To reach this conclusion, a research team led by Kyle Elliott studied two birds that are closely related to the penguin, the thick-billed murres (Uria lomvia), which are wing-propelled divers, and pelagic cormorants (Phalacrocorax pelagicus) which are foot-propelled divers. The murres proved to be particularly interesting — it’s a bird that’s reasonably good at swimming, but absolutely dreadful at flying.
Evolutionarily speaking, the murres is not quite ready to give up on flight just quite yet — but it’s not too far off, either. Without a doubt, the murres is one of the most awkward flying seabirds to ever be documented by scientists. In order to fly, it must beat its wings like crazy, expending energy at 31 times their resting state. Most animals burn energy at about 25 times their resting rate when going full-tilt.
The murres is also really terrible at landing.

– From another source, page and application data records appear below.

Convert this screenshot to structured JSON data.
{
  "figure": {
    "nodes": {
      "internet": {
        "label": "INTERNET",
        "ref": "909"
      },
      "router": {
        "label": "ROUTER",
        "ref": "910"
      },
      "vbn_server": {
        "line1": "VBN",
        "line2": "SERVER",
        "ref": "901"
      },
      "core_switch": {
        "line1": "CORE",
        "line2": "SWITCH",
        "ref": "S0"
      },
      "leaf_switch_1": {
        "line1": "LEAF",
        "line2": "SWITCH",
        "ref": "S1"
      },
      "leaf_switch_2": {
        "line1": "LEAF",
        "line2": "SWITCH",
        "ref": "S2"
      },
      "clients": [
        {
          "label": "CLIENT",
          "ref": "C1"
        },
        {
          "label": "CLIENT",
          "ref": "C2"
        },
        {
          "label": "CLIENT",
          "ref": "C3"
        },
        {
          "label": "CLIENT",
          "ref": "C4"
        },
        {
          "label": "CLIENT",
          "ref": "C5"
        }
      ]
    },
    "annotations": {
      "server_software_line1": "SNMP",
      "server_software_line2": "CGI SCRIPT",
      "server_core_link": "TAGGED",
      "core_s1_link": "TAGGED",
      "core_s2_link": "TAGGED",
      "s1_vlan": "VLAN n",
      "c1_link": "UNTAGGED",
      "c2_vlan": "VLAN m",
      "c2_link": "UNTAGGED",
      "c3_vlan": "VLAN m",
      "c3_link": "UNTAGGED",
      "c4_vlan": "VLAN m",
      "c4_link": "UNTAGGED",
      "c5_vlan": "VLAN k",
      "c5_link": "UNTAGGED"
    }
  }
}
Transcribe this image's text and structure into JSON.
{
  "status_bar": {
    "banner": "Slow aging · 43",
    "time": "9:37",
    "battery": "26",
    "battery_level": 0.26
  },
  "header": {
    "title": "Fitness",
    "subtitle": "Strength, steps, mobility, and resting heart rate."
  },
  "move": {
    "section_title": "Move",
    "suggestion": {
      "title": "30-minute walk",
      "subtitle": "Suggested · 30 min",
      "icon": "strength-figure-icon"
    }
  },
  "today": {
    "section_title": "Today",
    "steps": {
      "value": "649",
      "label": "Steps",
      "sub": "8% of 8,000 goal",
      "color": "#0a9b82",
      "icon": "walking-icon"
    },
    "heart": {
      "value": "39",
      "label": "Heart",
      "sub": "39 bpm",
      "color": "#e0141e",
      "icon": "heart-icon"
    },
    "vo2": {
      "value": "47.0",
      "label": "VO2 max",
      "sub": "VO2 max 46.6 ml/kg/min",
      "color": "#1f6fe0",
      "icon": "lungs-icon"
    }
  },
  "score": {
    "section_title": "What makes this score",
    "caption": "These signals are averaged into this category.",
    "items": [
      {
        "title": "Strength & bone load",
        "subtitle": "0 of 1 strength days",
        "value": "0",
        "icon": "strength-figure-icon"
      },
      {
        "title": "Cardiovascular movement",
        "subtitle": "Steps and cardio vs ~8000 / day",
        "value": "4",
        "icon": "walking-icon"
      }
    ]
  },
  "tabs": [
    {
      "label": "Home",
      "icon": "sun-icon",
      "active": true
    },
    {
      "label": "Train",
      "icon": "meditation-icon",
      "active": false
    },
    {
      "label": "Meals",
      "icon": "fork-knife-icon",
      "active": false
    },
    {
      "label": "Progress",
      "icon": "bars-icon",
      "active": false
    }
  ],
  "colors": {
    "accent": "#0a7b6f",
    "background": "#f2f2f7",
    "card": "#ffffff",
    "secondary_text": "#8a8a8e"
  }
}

At the same time, they’re so-so swimmers. Compared to penguins of the same size, the murres has to expend about 30% more energy. The scientists theorize that the dual-purpose feathered wings are causing too much drag for the bird underwater. The penguins' smooth and stubby flippers, which propels them through the water, is highly specialized for the task.
The murres, on the other hand, needs a wing that’s good at both, making specialization impossible. This bird is obviously well suited to its environment right now, but like the penguin, selection pressures may eventually tip it towards one of two possible directions.
Read the entire study at PNAS: “High flight costs, but low dive costs, in auks support the biomechanical hypothesis for flightlessness in penguins.”
Images: Kyle H. Elliot; inset: Christian Musat.